Cardiopulmonary resuscitation (CPR) is a series of steps to help a person whose breathing or heart has stopped. CPR helps pump blood to the body when the heart cannot do so. Infant CPR is used in babies less than 12 months of age.
CPR is given when an infant has stopped breathing. This may happen due to:
The outcome varies. It depends on the cause and how soon CPR was started. After the heart has stopped, a normal heartbeat may not come back.
It is possible that ribs will fracture or break during chest pushes (compressions).
There is more risk of problems if CPR is not done correctly or right away.
Check for safety at the scene. Tap the infant and call the infant's name. If the infant does not respond or breathe normally, follow these steps:
The length of time for CPR varies. It depends on the cause and how fast medical help arrives.
The infant is unconscious when CPR is given. CPR does not hurt. The infant may have some chest soreness after waking up.

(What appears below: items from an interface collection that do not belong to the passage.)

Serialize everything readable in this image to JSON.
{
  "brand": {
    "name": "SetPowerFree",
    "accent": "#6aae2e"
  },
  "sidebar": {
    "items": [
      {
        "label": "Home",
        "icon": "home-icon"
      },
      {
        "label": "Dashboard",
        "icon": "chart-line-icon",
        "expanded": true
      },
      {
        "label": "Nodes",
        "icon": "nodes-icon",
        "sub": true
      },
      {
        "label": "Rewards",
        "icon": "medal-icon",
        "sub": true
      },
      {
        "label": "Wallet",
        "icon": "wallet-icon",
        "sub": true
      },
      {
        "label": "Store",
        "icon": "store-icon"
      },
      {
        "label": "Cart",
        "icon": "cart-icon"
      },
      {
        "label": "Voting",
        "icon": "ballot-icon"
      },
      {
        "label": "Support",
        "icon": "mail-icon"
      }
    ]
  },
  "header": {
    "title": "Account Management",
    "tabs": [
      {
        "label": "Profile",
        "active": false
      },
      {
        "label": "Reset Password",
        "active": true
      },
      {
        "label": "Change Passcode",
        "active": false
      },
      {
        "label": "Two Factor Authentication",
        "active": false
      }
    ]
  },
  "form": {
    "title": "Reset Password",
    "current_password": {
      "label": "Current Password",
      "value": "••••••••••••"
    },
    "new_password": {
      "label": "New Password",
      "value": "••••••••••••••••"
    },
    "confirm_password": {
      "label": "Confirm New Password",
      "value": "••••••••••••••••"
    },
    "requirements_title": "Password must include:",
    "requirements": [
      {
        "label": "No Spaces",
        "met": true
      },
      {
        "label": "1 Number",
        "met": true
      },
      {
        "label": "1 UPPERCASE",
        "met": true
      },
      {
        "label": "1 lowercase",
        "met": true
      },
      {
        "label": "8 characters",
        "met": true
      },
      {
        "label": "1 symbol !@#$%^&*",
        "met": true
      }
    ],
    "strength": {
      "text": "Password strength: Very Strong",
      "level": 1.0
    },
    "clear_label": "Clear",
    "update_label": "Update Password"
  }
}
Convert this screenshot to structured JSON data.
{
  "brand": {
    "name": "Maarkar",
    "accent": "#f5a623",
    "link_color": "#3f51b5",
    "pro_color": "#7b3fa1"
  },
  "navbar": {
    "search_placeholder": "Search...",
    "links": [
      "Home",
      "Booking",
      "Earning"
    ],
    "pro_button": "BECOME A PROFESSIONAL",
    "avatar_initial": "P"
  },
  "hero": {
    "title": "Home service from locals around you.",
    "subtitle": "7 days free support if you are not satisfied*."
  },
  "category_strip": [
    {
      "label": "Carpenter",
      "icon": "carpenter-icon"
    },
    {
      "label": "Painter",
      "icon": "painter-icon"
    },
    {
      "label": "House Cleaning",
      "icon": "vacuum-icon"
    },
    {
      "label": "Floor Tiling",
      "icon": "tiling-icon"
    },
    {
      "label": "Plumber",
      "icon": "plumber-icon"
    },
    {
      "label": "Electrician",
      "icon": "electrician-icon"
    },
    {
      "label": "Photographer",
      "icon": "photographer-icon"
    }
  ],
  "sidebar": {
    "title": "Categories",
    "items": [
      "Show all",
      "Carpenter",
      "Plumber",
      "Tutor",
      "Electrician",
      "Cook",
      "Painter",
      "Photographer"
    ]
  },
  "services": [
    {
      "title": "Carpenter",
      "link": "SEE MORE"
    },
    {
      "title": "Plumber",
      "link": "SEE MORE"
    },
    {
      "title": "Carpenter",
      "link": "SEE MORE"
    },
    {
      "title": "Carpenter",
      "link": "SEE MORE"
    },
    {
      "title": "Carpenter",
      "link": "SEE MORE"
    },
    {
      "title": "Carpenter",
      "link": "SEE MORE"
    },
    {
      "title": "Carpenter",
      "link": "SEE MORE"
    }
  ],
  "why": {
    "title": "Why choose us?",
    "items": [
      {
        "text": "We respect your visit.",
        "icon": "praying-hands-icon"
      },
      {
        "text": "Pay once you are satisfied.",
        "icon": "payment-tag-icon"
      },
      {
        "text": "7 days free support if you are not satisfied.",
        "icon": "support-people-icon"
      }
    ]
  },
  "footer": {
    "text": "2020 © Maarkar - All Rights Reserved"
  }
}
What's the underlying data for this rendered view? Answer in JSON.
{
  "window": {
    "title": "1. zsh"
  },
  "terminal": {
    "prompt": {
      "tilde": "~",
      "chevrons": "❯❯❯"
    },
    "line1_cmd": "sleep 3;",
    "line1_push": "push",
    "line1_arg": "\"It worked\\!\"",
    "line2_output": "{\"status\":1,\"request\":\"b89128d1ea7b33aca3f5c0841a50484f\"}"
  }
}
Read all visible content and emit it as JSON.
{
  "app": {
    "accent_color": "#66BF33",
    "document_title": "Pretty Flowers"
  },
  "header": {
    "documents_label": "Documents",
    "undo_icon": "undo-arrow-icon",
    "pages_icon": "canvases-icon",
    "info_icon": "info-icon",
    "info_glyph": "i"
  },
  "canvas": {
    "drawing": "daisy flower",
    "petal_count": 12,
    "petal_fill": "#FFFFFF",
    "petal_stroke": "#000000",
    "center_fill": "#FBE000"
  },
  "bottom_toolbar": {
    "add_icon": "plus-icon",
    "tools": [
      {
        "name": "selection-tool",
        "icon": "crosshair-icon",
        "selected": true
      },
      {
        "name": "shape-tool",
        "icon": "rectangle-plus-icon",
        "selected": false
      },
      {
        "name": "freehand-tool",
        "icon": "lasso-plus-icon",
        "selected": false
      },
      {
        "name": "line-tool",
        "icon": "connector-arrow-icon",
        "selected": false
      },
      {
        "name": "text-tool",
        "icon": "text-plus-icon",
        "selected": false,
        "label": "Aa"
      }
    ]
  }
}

The emergency team will help the infant when they arrive.
After CPR, the infant will need to go to the hospital to be checked.
If an infant is not breathing or responding:
Caring for Kids—Canadian Paediatric Society
Heart and Stroke Foundation of Canada
Child and baby CPR. American Red Cross website. Available at: https://www.redcross.org/take-a-class/cpr/performing-cpr/child-baby-cpr. Accessed September 28, 2021.
Part 5: neonatal resuscitation. 2020 American Heart Association guidelines for cardiopulmonary resuscitation and emergency cardiovascular care. American Heart Association website. Available at: https://cpr.heart.org/en/resuscitation-science/cpr-and-ecc-guidelines/neonatal-resuscitation. Accessed September 28, 2021.
Pediatric basic life support. EBSCO DynaMed website. Available at: https://www.dynamed.com/management/pediatric-basic-life-support-bls. Accessed September 28, 2021.
Topjian A, Raymond T, et al. Pediatric basic and advanced life support: 2020 American Heart Association guidelines for cardiopulmonary resuscitation and emergency cardiovascular care. Circulation. 2020;142, (16) suppl_2: S469–S523.
Last reviewed July 2021 by EBSCO Medical Review Board Marcin Chwistek, MD Last Updated: 9/28/2021